Task objective => Retrieve all lines below that have the string "this".

── Source material ──

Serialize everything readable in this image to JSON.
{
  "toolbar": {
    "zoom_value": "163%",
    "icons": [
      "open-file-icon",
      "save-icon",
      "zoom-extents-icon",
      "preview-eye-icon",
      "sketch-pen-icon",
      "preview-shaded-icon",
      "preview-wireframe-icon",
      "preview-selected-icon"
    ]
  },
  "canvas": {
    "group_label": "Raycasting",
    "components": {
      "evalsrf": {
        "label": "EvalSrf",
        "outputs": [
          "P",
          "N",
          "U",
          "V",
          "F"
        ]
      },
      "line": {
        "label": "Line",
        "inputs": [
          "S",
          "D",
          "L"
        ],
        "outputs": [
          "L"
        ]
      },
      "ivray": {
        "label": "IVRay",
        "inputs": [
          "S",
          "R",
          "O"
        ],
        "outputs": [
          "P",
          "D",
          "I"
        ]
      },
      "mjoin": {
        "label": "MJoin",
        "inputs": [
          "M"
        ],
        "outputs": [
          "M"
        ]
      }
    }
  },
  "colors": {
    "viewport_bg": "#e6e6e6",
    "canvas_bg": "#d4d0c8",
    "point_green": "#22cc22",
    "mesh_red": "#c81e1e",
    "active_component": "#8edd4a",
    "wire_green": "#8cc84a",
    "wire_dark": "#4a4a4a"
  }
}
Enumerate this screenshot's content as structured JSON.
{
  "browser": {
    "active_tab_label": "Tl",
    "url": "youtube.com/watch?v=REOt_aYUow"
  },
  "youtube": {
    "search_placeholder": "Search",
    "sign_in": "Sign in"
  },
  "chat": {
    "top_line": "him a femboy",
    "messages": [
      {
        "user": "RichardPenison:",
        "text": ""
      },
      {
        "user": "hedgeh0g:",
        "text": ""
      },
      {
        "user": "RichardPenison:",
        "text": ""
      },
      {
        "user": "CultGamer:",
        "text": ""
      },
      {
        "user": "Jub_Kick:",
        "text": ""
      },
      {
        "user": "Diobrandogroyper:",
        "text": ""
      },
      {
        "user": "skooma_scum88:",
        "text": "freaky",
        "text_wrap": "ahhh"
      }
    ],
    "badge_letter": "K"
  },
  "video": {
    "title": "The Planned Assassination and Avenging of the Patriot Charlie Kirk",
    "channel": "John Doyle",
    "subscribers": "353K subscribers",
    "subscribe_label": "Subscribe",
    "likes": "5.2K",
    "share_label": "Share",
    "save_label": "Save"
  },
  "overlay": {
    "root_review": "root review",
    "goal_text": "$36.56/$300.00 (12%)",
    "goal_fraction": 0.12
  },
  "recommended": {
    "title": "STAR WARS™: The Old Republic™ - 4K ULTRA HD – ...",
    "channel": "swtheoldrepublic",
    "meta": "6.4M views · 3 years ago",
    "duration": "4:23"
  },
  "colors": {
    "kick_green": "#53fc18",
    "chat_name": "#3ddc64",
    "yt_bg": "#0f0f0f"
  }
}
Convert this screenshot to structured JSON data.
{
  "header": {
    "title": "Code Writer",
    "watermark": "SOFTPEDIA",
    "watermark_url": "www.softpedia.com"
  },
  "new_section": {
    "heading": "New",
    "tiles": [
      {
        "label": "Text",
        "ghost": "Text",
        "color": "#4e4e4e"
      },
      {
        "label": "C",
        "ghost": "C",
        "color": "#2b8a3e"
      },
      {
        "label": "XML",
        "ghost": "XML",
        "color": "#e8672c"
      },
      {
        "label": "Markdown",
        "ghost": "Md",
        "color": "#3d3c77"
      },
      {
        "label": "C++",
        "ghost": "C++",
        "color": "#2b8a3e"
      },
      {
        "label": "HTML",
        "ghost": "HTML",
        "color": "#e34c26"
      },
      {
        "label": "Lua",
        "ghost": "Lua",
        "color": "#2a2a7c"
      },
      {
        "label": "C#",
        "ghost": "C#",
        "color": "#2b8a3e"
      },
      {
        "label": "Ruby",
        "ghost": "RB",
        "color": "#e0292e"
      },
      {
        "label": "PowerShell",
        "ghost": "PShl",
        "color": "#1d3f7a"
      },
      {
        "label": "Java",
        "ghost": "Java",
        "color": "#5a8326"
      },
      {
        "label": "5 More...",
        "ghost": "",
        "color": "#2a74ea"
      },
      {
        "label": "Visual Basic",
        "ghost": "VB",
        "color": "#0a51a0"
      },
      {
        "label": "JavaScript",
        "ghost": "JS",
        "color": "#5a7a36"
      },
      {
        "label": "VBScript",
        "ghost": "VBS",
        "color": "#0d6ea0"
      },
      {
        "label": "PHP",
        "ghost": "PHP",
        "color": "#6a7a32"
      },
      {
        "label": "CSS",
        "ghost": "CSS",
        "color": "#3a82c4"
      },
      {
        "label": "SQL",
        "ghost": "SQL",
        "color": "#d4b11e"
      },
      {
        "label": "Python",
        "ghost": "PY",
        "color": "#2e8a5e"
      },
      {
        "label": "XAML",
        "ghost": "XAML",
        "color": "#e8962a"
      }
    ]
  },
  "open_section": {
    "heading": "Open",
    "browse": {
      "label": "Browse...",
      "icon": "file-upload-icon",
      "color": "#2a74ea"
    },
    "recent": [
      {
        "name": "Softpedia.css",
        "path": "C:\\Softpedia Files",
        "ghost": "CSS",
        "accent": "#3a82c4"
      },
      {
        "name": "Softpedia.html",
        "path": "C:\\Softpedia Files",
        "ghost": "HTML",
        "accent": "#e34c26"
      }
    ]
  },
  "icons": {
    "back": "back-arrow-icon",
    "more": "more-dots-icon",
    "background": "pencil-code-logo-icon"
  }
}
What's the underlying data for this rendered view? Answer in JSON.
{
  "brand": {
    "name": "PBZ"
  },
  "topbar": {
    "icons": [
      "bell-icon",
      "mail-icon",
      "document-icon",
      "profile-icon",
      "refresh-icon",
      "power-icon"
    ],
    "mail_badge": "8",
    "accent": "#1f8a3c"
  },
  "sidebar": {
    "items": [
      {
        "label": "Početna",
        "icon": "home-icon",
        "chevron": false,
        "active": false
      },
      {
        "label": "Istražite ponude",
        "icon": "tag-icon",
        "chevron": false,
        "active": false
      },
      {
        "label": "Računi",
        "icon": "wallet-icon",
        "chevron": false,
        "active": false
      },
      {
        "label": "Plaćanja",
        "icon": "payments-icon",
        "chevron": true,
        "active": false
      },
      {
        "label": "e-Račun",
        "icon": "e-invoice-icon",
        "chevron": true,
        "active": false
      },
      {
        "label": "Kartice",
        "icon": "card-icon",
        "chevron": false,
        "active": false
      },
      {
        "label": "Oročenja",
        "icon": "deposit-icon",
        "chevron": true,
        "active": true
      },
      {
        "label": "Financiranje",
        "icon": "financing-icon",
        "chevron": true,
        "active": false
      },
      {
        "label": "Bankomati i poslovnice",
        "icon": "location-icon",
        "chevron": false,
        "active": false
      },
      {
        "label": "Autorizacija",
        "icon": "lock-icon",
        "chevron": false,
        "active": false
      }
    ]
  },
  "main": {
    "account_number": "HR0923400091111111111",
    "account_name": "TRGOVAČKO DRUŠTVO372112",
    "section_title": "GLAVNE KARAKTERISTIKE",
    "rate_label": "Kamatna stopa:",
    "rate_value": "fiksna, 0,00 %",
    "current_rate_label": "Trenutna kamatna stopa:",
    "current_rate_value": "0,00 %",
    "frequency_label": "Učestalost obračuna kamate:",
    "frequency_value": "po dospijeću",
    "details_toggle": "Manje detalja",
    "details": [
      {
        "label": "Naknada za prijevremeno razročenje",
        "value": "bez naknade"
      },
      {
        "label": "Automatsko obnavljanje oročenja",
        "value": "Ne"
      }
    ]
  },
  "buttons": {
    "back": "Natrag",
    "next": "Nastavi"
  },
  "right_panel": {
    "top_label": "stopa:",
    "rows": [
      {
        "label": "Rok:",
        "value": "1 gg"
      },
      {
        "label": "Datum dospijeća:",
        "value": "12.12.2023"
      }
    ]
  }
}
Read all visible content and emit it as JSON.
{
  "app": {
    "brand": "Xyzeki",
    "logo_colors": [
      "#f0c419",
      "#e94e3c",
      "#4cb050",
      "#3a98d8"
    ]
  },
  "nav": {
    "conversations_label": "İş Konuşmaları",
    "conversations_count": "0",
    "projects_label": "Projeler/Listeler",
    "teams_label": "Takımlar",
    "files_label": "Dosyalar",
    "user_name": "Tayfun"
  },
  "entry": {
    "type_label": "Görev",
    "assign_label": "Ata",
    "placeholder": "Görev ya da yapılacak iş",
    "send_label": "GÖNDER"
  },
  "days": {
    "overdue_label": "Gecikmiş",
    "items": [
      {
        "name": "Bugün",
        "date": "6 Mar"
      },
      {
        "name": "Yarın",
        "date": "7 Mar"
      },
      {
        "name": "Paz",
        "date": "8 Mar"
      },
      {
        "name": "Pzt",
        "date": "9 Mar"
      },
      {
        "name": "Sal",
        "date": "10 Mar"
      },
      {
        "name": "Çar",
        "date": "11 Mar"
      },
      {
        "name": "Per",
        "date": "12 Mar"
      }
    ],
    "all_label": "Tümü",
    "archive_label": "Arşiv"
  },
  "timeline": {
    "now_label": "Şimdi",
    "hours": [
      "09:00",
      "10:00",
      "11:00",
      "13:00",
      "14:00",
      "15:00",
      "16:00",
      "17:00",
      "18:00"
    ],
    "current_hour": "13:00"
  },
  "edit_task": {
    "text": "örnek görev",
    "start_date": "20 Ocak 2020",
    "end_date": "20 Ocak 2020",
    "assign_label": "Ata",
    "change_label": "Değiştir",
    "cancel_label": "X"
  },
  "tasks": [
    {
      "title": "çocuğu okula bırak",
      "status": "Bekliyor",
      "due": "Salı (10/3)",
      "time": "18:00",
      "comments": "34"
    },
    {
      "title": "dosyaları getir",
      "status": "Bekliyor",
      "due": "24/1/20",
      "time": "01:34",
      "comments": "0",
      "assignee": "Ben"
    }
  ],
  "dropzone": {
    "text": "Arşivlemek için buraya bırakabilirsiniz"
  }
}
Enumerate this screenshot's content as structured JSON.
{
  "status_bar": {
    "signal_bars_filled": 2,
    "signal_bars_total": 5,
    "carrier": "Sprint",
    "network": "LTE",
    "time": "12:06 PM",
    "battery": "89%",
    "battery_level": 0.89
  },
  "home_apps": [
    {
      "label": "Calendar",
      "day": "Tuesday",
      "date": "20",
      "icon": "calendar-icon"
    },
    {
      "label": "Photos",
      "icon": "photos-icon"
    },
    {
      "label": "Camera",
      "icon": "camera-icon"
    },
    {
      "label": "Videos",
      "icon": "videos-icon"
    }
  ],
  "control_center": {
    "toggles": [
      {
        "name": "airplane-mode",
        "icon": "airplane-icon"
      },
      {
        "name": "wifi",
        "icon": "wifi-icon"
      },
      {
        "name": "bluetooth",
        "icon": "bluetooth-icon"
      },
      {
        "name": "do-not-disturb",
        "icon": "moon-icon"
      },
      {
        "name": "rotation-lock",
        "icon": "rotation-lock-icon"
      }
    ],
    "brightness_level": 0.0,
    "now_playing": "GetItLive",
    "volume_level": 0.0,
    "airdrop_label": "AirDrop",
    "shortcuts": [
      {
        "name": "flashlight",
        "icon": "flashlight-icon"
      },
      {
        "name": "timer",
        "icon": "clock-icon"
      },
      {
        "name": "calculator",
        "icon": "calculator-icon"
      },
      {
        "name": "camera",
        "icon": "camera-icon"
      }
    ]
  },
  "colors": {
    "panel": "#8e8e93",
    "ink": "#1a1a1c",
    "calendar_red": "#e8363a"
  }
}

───

Exercise response =>
Serialize everything readable in this image to JSON.
Enumerate this screenshot's content as structured JSON.
Convert this screenshot to structured JSON data.
What's the underlying data for this rendered view? Answer in JSON.
Enumerate this screenshot's content as structured JSON.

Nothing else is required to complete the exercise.